The most frequently requested article from the old Hogwarts Professor site after “Obviously Dumbledore is not Jesus” has been this piece on the scandalous use of the Pope by Canadian Harry Haters and Culture Warriors the day before Half-Blood Prince was released. I re-print it now in anticipation of similar shameful efforts in the third week of July this year. Harry Potter is a phenomenon those who style themselves latter-day Savonarolas almost certainly will not let pass without a volley and flourish.

“Pope Opposes Harry Potter”? Hardly.
Michael O’Brien and the Kuby Letters: Rita Skeeter covers the Vatican

A Time Line and Commentary on the Kuby Letters, supposedly written by Cardinal Joseph Ratzinger (now Pope Benedict XVI), on the subject of the Harry Potter novels written by Joanne Rowling.

February, 2003:

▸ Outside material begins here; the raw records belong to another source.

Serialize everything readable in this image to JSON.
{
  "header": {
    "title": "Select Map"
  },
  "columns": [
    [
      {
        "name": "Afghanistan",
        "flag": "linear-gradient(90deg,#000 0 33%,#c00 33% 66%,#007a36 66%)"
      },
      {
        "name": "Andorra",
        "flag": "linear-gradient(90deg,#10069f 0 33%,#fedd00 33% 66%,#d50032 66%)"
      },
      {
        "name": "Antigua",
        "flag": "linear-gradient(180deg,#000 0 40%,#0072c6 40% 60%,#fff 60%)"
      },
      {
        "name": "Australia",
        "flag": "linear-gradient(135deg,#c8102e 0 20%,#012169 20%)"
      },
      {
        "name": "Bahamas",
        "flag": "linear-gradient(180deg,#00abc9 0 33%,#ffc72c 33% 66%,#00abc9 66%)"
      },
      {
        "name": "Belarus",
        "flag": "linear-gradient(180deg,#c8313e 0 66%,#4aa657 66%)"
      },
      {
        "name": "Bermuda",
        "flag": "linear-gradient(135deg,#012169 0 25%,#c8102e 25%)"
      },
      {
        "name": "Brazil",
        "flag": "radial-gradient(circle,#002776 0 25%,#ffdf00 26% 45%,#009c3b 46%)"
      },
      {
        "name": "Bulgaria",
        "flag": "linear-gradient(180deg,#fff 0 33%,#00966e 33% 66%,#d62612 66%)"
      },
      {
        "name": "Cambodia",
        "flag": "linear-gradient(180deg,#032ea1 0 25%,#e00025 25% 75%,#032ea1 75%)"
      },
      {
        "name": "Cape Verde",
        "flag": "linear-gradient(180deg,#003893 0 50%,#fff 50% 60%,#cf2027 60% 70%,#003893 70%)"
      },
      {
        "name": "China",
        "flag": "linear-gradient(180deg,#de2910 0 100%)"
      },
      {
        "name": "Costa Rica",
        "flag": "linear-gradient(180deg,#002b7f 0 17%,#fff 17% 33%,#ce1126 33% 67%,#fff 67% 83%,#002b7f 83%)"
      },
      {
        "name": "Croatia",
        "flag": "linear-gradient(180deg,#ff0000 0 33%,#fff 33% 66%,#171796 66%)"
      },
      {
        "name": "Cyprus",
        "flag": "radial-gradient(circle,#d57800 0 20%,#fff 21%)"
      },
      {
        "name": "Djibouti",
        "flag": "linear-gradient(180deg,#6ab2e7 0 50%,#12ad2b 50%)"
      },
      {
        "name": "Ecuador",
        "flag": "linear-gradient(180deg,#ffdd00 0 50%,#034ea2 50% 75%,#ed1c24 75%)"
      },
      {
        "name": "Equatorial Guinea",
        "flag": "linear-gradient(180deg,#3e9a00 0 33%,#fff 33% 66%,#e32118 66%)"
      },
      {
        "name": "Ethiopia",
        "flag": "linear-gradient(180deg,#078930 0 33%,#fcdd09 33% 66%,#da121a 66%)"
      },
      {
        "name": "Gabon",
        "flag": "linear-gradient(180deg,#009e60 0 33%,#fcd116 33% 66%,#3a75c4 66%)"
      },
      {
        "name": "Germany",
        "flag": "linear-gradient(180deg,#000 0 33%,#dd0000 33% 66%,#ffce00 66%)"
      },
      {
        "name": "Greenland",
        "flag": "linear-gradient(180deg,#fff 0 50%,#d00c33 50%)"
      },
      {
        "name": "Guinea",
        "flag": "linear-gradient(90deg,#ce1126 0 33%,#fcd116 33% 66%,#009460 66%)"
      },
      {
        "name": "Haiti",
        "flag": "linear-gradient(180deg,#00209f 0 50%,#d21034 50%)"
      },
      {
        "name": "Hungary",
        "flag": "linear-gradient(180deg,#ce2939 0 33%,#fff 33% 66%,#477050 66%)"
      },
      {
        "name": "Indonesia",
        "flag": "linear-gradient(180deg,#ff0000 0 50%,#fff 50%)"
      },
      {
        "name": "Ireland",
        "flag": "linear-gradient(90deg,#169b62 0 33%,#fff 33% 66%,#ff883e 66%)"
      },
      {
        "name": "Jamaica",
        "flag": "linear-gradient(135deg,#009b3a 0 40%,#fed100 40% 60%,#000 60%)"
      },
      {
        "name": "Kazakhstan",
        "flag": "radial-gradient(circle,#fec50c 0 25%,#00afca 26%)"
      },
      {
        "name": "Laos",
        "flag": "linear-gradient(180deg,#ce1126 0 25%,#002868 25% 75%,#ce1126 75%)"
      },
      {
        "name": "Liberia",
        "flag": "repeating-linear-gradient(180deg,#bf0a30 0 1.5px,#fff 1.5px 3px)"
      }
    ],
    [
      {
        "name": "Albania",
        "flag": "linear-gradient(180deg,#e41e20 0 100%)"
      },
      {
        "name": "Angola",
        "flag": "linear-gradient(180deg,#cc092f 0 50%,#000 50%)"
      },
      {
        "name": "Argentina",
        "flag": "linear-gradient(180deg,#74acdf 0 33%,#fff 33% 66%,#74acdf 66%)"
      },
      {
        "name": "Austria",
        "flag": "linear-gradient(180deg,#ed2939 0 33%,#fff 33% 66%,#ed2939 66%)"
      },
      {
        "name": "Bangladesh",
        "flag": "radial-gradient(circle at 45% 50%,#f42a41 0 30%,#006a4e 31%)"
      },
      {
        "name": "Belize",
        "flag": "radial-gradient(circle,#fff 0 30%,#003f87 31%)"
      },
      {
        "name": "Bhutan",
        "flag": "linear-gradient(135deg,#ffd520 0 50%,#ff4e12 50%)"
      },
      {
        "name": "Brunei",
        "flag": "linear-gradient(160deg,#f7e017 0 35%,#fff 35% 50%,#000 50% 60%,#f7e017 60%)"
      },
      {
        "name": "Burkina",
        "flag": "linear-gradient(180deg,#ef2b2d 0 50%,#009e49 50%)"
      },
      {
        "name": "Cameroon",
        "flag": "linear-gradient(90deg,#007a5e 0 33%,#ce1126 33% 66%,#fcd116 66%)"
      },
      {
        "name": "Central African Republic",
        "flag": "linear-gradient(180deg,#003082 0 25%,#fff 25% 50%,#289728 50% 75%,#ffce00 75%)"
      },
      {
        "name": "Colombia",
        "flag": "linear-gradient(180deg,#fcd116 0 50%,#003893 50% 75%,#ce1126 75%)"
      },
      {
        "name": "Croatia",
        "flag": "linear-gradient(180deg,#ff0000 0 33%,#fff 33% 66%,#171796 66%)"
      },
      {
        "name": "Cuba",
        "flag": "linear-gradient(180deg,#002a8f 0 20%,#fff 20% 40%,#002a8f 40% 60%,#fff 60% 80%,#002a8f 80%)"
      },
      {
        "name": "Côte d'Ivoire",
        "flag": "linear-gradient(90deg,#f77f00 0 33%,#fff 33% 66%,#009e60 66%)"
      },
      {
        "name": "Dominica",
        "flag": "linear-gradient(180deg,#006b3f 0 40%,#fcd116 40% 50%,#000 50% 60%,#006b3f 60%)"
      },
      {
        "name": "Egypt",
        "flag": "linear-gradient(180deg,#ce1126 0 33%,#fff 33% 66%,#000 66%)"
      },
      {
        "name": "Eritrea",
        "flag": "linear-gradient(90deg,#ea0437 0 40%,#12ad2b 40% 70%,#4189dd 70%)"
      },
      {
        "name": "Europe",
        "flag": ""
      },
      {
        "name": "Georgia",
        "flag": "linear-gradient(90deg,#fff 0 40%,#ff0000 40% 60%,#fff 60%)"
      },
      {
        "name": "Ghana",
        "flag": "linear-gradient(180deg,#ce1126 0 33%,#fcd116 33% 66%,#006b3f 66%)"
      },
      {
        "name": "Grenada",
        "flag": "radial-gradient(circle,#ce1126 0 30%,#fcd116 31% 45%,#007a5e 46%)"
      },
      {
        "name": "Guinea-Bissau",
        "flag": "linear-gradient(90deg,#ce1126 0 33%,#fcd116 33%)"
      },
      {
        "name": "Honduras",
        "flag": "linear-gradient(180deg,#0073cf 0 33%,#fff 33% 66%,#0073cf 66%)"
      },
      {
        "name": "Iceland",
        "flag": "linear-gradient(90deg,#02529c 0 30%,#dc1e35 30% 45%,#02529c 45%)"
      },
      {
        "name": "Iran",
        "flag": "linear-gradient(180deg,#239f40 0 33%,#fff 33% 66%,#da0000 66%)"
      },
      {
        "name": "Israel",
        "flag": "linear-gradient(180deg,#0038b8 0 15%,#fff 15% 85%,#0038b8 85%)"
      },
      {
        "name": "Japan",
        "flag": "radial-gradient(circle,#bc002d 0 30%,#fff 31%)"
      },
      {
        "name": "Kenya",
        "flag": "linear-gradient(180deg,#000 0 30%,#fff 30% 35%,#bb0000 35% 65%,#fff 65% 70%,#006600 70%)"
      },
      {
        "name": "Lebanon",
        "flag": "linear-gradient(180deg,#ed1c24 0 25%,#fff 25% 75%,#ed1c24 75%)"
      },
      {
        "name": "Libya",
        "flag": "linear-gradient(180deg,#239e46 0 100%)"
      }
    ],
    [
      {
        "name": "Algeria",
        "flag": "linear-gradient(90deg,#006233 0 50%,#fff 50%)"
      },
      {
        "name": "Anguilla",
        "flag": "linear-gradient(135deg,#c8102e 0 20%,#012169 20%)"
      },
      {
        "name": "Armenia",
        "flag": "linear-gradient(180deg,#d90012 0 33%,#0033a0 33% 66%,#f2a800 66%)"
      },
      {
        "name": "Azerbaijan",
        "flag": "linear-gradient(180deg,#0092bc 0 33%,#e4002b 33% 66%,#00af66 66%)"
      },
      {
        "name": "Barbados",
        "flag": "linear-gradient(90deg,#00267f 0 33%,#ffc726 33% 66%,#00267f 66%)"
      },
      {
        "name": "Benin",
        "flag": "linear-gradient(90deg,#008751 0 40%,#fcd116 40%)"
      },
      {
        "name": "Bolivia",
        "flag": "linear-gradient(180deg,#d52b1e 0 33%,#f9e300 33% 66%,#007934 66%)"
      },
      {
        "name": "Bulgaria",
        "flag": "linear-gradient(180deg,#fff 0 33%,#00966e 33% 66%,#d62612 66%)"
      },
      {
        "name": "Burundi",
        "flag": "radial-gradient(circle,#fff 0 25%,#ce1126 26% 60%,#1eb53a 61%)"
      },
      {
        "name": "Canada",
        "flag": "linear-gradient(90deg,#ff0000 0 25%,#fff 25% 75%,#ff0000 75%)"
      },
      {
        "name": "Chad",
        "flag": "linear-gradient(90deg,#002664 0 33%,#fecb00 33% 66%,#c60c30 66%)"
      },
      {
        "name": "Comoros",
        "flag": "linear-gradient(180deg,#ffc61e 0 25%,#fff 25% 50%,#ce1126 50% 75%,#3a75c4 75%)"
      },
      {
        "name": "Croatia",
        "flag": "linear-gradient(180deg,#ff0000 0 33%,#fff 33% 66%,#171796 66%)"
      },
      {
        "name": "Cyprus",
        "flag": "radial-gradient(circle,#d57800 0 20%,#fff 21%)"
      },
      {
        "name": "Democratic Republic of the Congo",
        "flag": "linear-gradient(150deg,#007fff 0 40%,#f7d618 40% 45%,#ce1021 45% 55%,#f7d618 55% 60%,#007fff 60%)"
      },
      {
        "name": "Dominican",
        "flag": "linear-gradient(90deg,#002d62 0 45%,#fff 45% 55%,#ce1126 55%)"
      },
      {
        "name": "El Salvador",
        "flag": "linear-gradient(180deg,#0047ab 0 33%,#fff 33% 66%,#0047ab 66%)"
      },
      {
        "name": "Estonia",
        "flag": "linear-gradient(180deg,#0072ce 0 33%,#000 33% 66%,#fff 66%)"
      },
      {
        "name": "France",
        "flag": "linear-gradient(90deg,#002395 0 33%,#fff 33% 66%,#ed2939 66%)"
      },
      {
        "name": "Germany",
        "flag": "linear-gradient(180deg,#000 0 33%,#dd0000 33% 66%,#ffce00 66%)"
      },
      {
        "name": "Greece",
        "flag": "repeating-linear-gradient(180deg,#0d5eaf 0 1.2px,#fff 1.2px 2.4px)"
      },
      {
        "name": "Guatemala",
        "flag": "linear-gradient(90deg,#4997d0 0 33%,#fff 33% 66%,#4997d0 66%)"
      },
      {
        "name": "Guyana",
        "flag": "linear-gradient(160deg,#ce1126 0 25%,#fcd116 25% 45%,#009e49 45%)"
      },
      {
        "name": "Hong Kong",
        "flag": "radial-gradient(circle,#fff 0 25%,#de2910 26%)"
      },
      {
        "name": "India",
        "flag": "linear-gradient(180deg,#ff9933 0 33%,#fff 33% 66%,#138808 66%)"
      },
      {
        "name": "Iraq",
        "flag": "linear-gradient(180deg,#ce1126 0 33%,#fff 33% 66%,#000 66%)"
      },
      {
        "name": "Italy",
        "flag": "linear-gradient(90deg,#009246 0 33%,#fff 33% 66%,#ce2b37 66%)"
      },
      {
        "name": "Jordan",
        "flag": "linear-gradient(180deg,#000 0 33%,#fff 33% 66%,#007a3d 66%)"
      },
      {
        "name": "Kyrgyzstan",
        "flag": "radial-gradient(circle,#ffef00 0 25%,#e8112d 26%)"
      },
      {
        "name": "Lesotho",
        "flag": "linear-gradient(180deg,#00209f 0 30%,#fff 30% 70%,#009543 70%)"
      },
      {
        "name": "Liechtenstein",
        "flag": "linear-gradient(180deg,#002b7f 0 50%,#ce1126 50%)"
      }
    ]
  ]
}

The story begins at the press conference releasing the Pontifical Council on Culture and Pontifical Council for Interreligious Dialogue’s of “Vatican statement on New Age Religions’ Jesus Christ: The Bearer of the Water of Life (A Christian Reflection on the “New Age”). [Read more…]